    Do you have any plans to have an electrician come in and get your fuse box labeled correctly? My rental apartment is the same way, but I know my landlord wouldn’t spring for that repair. It seems like it would make anything involving electrical work that much easier…

    • says

      I would get so annoyed turning it on and off personally. Every time the power flickers it takes me days to change all the clocks back! Also don’t alarm systems usually reset or not work in such times? My dad just had an electrician come redo their fuse boxes – an old house had crazy stuff going on there, he had to just get a second box.

    • says

      We have little power outages in our old neighborhood all the time, so we must just be used to it! Haha. The only clocks we have to reset is the stove and microwave (takes 30 second, maybe?). The rest are wall clocks or things like the cable box/computers, which do it automatically). Our alarm also has a backup system, so if the power is cut off (by us or a sneaky robber) it still runs!

      xo,
      s

    • Lindsey says

      Does labeling a fuse box really require an electrician? We have always just had one person at the fuse box flipping switches and another person stationed in the house with all the lights/radios/TVs blaring to figure out what turned off with which switch. Takes about 30 minutes to an hour to label the whole fuse box. (Tip: use the clock on the stove or turn on the light inside to tell that one).

    • says

      That can totally work! Just be careful about oddly wired things that make no sense (ex: our dishwasher runs on a fuse from our basement and everything else in the kitchen runs from a fuse in our laudry room, so if we had switched off the laundry room fuse box and assumed it was connected to all kitchen things and then tried to install a new dishwasher we would have gotten hurt!

      xo,
      s

  2. says

    Looks great, especially with the dark trim tiles! Are you thinking of gutting this bathroom one day like you did in your first house, or just working with what you have?

  3. says

    It looks great! I think breaking up all those long pieces was a good idea! We painted our bathrooms white when we moved in (our 1/2 bath has same white tile with black trim and the other bathroom is green with black trim) – someday we’ll get to a full remodel. I definitely like to see and touch things before buying so I can understand that anxiety!

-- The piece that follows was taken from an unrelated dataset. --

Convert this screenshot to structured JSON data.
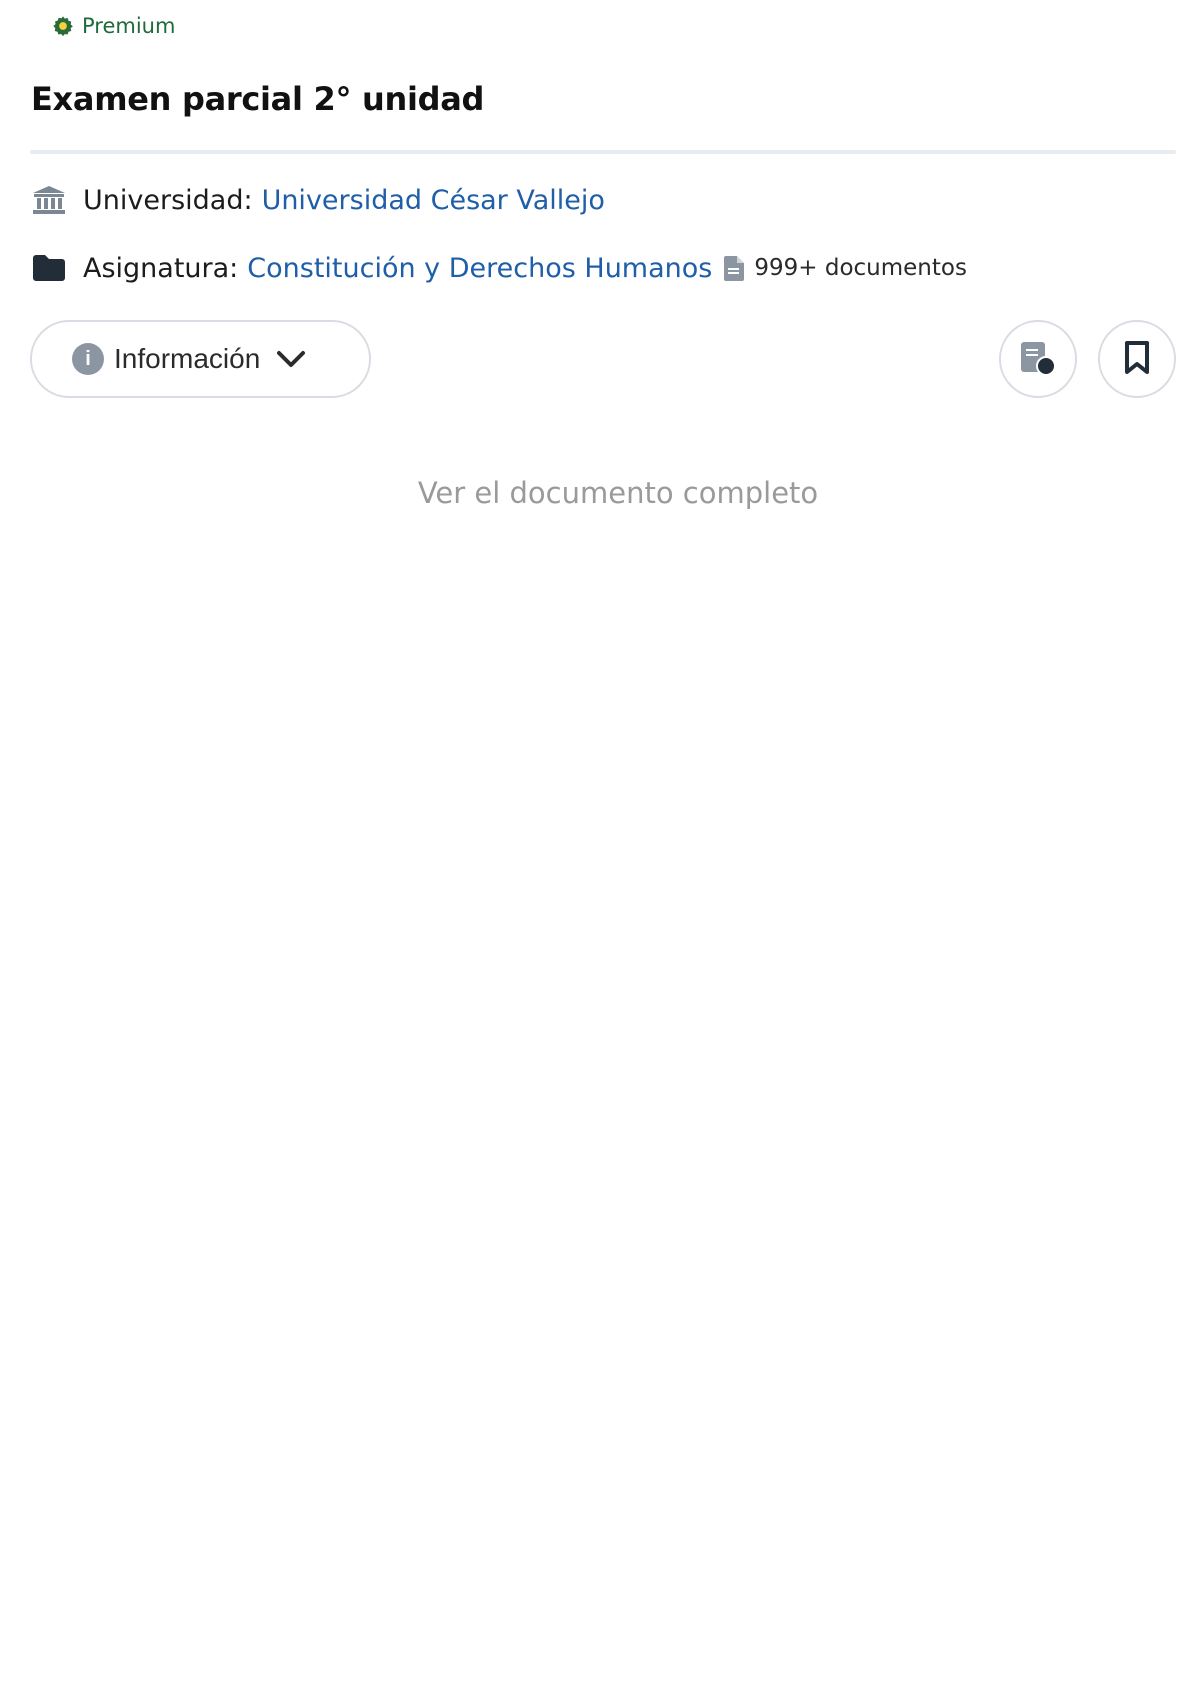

  4. Ann L. says

    This post makes me wish I had an Uncle Merlin. In my mind he’d have a long white beard and spectacles…very Dumbledore-esque.

    Oh yeah, and great light fixture too. ;)

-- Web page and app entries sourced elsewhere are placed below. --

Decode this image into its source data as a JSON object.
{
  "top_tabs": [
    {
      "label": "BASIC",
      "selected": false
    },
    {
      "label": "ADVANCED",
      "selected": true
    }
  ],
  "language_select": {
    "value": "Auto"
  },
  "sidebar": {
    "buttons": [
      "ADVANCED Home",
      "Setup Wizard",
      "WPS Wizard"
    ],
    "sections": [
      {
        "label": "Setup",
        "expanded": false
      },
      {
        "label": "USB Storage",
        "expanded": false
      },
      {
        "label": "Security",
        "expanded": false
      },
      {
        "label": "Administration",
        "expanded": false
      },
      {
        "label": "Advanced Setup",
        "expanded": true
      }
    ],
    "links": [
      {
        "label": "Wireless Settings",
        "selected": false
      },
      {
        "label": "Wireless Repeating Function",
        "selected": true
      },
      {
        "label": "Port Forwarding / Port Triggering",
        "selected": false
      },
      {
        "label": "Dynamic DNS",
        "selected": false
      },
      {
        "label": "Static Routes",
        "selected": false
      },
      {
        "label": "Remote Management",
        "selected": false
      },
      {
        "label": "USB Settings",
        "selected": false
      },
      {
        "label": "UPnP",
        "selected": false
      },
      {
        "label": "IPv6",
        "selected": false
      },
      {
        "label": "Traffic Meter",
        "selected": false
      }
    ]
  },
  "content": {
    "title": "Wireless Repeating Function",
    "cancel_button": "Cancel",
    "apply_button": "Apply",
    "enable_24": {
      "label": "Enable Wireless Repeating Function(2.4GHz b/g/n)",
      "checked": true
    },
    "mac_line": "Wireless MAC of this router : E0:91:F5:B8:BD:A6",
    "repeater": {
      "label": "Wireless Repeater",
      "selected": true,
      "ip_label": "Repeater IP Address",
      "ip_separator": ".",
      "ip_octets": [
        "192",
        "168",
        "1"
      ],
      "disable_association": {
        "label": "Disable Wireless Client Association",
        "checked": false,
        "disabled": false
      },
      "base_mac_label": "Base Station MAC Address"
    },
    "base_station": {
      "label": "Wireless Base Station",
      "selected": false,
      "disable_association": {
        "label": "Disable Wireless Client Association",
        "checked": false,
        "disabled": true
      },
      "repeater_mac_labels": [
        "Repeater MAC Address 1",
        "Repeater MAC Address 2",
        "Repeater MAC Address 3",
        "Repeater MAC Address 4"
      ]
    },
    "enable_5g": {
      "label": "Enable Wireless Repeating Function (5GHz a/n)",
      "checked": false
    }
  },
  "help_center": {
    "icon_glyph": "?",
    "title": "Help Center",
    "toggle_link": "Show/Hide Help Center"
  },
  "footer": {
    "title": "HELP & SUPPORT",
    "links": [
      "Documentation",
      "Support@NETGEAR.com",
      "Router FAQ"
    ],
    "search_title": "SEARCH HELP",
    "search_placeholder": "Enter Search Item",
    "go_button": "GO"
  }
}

  5. says

    Oh Uncle Merlin, he always had the best stuff. Love the light, makes a big difference, can’t wait to see what color you paint the room!

  6. Jen says

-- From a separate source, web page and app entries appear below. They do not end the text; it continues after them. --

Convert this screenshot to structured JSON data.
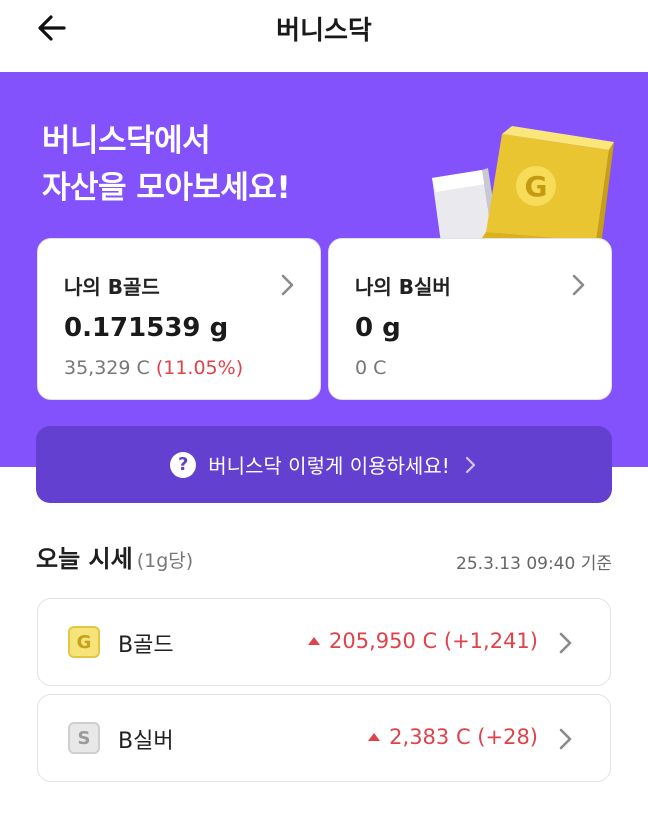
{
  "header": {
    "title": "버니스닥"
  },
  "hero": {
    "line1": "버니스닥에서",
    "line2": "자산을 모아보세요!"
  },
  "cards": {
    "gold": {
      "label": "나의 B골드",
      "value": "0.171539 g",
      "sub": "35,329 C",
      "pct": "(11.05%)"
    },
    "silver": {
      "label": "나의 B실버",
      "value": "0 g",
      "sub": "0 C"
    }
  },
  "guide_button": {
    "label": "버니스닥 이렇게 이용하세요!"
  },
  "market": {
    "title": "오늘 시세",
    "unit": "(1g당)",
    "timestamp": "25.3.13 09:40 기준",
    "rows": [
      {
        "coin": "G",
        "name": "B골드",
        "price": "205,950 C (+1,241)"
      },
      {
        "coin": "S",
        "name": "B실버",
        "price": "2,383 C (+28)"
      }
    ]
  },
  "colors": {
    "hero": "#8352fd",
    "button": "#6440d1",
    "up": "#e0424a"
  },
  "icons": [
    "arrow-left-icon",
    "chevron-right-icon",
    "question-icon",
    "triangle-up-icon"
  ]
}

    At first I was skeptical but it looks great. Just wondering, why are you using 100 Watt bulbs instead of energy savers? You often talk about trying to be environmental and wallet friendly and 100 Watt bulbs make me cringe.

    • says

      It’s all about balance for us. We use CFLs and even some LEDs in all of our closed fixtures, (and compost, drive one car, have a rain barrel, use cloth diapers, etc), but for the few bulbs in our house that are totally visible, we tend to prefer something a little softer (CFLs would add a whole bunch of “modern squiggle” to this fixture, so it wouldn’t align with the old look at all). But we hear they’re making stealthier LEDs and CFLs that look more and more like regular round bulbs, so we can’t wait to check them out!

      xo,
      s

    • Jen says

      I hope you didn’t take offense to my question, I don’t want to criticise your behavior, it just stood out to me based on your past philosohies. Thanks for the feedback.

  7. says

    I’ve hated the lights in our main bathroom from day 1. First there is the 1987 track lighting and then there is the 4 foot medicine cabinet. I could never put my finger on the reason for my overwhelming disdain…it’s the backstage makeup room! That’s it. Now I know. Thanks for putting a name on it :) LOVE the new light…wonder if it would fit in our half bathroom….